On the back cover of Antlers in the Treetops, unsigned, presumably tongue-in-cheek: “Imagine an almost complete trace of meaning.” Read next to Kafka’s brand-deflecting night, isn’t that as good a definition of the divinity’s inexact whelming as any?) How would Kafka read something like the series of imperatives André Breton and Paul Éluard assemble under the title “The Original Judgment” in The Immaculate Conception (1930)?
      Don’t read. Look at the designs created by the spaces between the words of several lines in a book and draw inspiration from them.
      Give your hand to the others to keep.
      Don’t lie down on the ramparts.
      Take back the armor that you took off when you reached the age of discretion.
      Put order in is place, disturb the stones of the road.
. . .
      What you find belongs to you only as long as you hold out your hand.
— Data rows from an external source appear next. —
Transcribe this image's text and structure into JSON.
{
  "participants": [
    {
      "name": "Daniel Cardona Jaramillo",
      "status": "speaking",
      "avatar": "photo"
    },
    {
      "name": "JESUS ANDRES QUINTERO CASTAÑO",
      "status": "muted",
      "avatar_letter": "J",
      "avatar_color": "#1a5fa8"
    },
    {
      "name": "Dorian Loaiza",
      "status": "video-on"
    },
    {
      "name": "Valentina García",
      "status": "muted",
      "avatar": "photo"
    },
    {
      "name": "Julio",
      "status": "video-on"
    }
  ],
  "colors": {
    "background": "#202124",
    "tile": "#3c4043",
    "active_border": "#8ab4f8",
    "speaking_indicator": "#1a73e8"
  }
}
      Lie as you bite the judges’ ermine.
      You are the pruner of your life.
. . .
      Learn to wait, with your feet in front of you. That’s the way you will soon go out, all covered up.
      Light up the perspectives of fatigue.
. . .
      When they ask to see the inside of you hand, show them the veiled planets in the sky.
. . .
      Adjust your gait to that of the storms.
      Never kill a night-bird.
      Look at the convolvulus blossom: it does not allow one to hear.
. . .
      Argue that your head, unlike a horse-chestnut, is absolutely weightless since it has not yet fallen.
      Gild with the spark the otherwise black pill of the anvil.
      Without wincing, imagine swallows.
      Write the imperishable in sand.
. . .
      Do you want to own the smallest and the most alarming book in the world? Have the stamps on your love letters bound and then weep—you have good reason to in spite of it all.
      Never wait for yourself.
      Look closely at those two houses: in one you are dead in the other you are dead.
(Translated by John Ashbery. Out of the Kenneth Koch-edited “Collaborations” issue of Locus Solus.) Sounds like Kafka. Perhaps Kafka’s pull is that of a magnet, aligning all other writing to it, invading the roundabout, leveling the field. (I think of Janouch’s reported glimpse of a Kafka drawing “covered with strange minute sketches, in which only the abstraction of movement was empathized, of tiny men running, fighting and crawling, and kneeling on the ground.”